Did Ireland look like champions yesterday?
Published 09/03/2014 | 14:02
Did Ireland do enough in their victory over Italy in Dublin to prove they will be claim the Six Nations crown in Paris?
Ireland were both sloppy and clinical in the first half, guilty perhaps of trying too hard to rack up points and put on a show for Brian O'Driscoll's Dublin swansong.
Multiple handling errors and poor decisions were interspersed with inspired blind passes, with O'Driscoll's pop off the shoulder to Jonny Sexton for Ireland's first the pick of the bunch.
They did not make much use of their much vaunted rolling maul in the first half, although cracked it out to good effect after the interval.
Ireland were still fairly ragged in the second half but you can't argue with 27 unanswered points.
O'Driscoll was instrumental here, too, committing to rucks and securing plenty of ball for the hosts.
One trademark tackle at the start of the second half, from which he rose quickly and got over on the ball, won Ireland a penalty.
But Italy always looked a threat from open play. Sarto fully deserved his try, even if it owed a lot to a sliced hack from O'Driscoll and a missed tackle by Rob Kearney.
Only some last-ditch tackling prevented further scores. Will need to sharpen up defensively for the trip to Paris.
STRENGTH IN DEPTH
The influential Conor Murray departed the scene with barely quarter of an hour gone, Eoin Reddan replacing him.
The Leinster scrum-half looked sharp, almost scoring off a quick break after 29 minutes, but with Ireland seemingly intent on playing an unstructured, high intensity game, he often found his path to ball blocked.
The game broke up still further in the second half as the usual raft of substitutions were made, but by then Italy were out on their feet.
Three of the replacements - Sean Cronin, Fergus McFadden and Jack McGrath - got themselves on the scoresheet. Impressive.
Despite assurances in the build-up that they would not allow the occasion to get to them, Ireland looked at times as if they were trying to force the pace, striving to match the intensity of a fortnight ago against Wales but without the accuracy.
Paul O'Connell got caught up in some handbags with Tebaldi in the second half, earning a ticking off from Nigel Owens.

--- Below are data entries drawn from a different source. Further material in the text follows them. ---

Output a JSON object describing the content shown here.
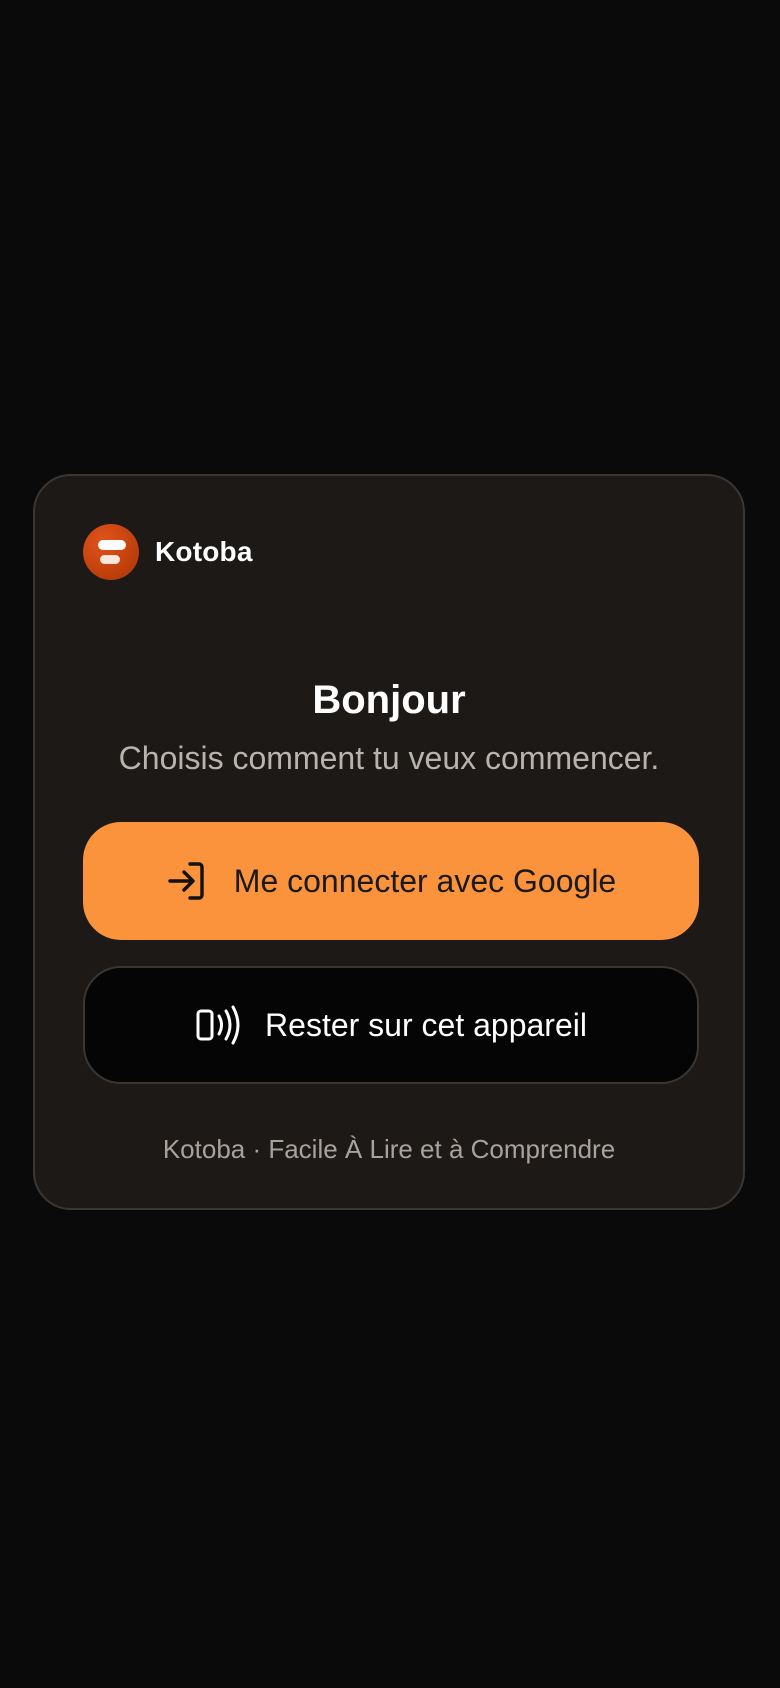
{
  "brand": {
    "name": "Kotoba",
    "logo_icon": "kotoba-logo-icon",
    "accent": "#c2410c"
  },
  "main": {
    "title": "Bonjour",
    "subtitle": "Choisis comment tu veux commencer."
  },
  "actions": {
    "google": {
      "label": "Me connecter avec Google",
      "icon": "login-arrow-icon",
      "color": "#fb923c"
    },
    "device": {
      "label": "Rester sur cet appareil",
      "icon": "device-signal-icon",
      "color": "#050505"
    }
  },
  "footer": {
    "text": "Kotoba · Facile À Lire et à Comprendre"
  }
}
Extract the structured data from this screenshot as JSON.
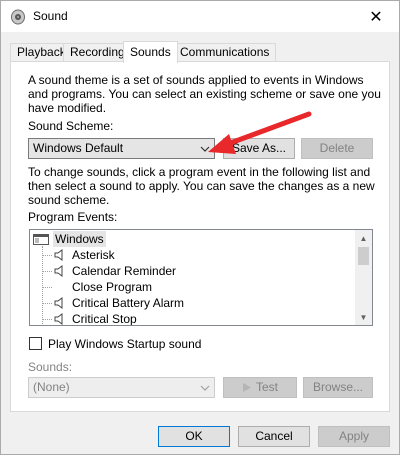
{
  "window": {
    "title": "Sound",
    "close_glyph": "✕"
  },
  "tabs": [
    {
      "label": "Playback"
    },
    {
      "label": "Recording"
    },
    {
      "label": "Sounds",
      "active": true
    },
    {
      "label": "Communications"
    }
  ],
  "sounds": {
    "intro_lines": [
      "A sound theme is a set of sounds applied to events in Windows",
      "and programs.  You can select an existing scheme or save one you",
      "have modified."
    ],
    "scheme_label": "Sound Scheme:",
    "scheme_value": "Windows Default",
    "save_as_label": "Save As...",
    "delete_label": "Delete",
    "change_lines": [
      "To change sounds, click a program event in the following list and",
      "then select a sound to apply.  You can save the changes as a new",
      "sound scheme."
    ],
    "events_label": "Program Events:",
    "events": [
      {
        "label": "Windows",
        "kind": "group"
      },
      {
        "label": "Asterisk",
        "has_sound": true
      },
      {
        "label": "Calendar Reminder",
        "has_sound": true
      },
      {
        "label": "Close Program",
        "has_sound": false
      },
      {
        "label": "Critical Battery Alarm",
        "has_sound": true
      },
      {
        "label": "Critical Stop",
        "has_sound": true
      }
    ],
    "startup_label": "Play Windows Startup sound",
    "startup_checked": false,
    "sounds_label": "Sounds:",
    "sounds_value": "(None)",
    "test_label": "Test",
    "browse_label": "Browse..."
  },
  "footer": {
    "ok_label": "OK",
    "cancel_label": "Cancel",
    "apply_label": "Apply"
  },
  "colors": {
    "annotation_arrow": "#e8282b",
    "focus_border": "#0078d7"
  }
}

The game descended into a carnival late on, with both teams tiring and the TV producers intent on milking the crowd's applause by zooming in on O'Driscoll.